● PROBLEM STATEMENT:
Copy out the records in full, word for word, without pictures.

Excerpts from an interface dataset
- - - -

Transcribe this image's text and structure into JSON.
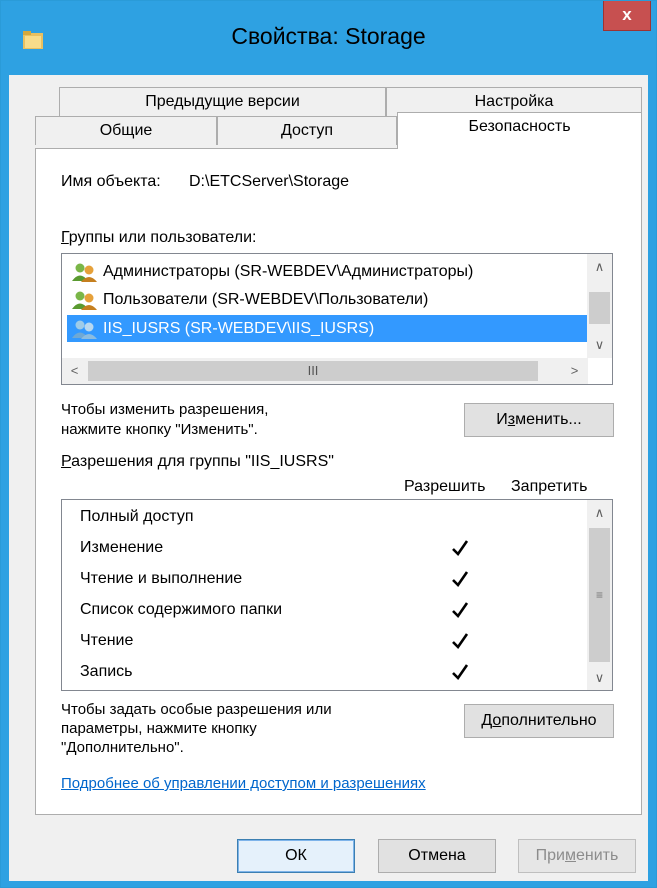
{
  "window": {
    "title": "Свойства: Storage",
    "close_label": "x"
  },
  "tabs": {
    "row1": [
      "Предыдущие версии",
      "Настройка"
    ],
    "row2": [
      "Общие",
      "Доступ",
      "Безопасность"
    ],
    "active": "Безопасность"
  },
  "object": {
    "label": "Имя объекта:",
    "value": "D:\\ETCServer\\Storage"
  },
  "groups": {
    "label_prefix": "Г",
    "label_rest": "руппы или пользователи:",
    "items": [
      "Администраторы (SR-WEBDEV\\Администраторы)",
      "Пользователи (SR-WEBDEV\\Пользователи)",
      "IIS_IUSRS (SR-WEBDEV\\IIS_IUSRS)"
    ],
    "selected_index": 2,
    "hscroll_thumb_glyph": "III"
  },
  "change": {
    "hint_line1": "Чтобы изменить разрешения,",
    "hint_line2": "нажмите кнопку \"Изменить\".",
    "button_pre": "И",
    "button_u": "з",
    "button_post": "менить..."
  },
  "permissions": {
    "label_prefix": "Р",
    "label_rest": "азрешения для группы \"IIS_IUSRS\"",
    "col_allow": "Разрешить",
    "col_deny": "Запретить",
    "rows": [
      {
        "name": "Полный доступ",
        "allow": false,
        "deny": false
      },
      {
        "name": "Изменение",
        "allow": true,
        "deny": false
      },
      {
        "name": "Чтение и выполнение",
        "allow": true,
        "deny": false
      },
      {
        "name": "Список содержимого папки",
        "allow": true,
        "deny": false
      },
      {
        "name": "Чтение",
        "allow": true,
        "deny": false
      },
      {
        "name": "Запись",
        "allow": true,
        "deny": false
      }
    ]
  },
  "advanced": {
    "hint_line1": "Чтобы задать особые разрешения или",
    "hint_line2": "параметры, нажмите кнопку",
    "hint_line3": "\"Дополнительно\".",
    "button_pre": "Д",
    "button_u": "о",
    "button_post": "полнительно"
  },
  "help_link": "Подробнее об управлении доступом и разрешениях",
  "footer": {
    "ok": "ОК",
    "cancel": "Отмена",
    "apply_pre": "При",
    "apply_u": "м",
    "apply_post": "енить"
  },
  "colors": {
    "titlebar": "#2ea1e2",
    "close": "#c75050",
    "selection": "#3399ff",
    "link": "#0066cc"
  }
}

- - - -

● RESULT:
Transcribe this image's text and structure into JSON.
{
  "window": {
    "title": "Свойства: Storage",
    "close_label": "x"
  },
  "tabs": {
    "row1": [
      "Предыдущие версии",
      "Настройка"
    ],
    "row2": [
      "Общие",
      "Доступ",
      "Безопасность"
    ],
    "active": "Безопасность"
  },
  "object": {
    "label": "Имя объекта:",
    "value": "D:\\ETCServer\\Storage"
  },
  "groups": {
    "label_prefix": "Г",
    "label_rest": "руппы или пользователи:",
    "items": [
      "Администраторы (SR-WEBDEV\\Администраторы)",
      "Пользователи (SR-WEBDEV\\Пользователи)",
      "IIS_IUSRS (SR-WEBDEV\\IIS_IUSRS)"
    ],
    "selected_index": 2,
    "hscroll_thumb_glyph": "III"
  },
  "change": {
    "hint_line1": "Чтобы изменить разрешения,",
    "hint_line2": "нажмите кнопку \"Изменить\".",
    "button_pre": "И",
    "button_u": "з",
    "button_post": "менить..."
  },
  "permissions": {
    "label_prefix": "Р",
    "label_rest": "азрешения для группы \"IIS_IUSRS\"",
    "col_allow": "Разрешить",
    "col_deny": "Запретить",
    "rows": [
      {
        "name": "Полный доступ",
        "allow": false,
        "deny": false
      },
      {
        "name": "Изменение",
        "allow": true,
        "deny": false
      },
      {
        "name": "Чтение и выполнение",
        "allow": true,
        "deny": false
      },
      {
        "name": "Список содержимого папки",
        "allow": true,
        "deny": false
      },
      {
        "name": "Чтение",
        "allow": true,
        "deny": false
      },
      {
        "name": "Запись",
        "allow": true,
        "deny": false
      }
    ]
  },
  "advanced": {
    "hint_line1": "Чтобы задать особые разрешения или",
    "hint_line2": "параметры, нажмите кнопку",
    "hint_line3": "\"Дополнительно\".",
    "button_pre": "Д",
    "button_u": "о",
    "button_post": "полнительно"
  },
  "help_link": "Подробнее об управлении доступом и разрешениях",
  "footer": {
    "ok": "ОК",
    "cancel": "Отмена",
    "apply_pre": "При",
    "apply_u": "м",
    "apply_post": "енить"
  },
  "colors": {
    "titlebar": "#2ea1e2",
    "close": "#c75050",
    "selection": "#3399ff",
    "link": "#0066cc"
  }
}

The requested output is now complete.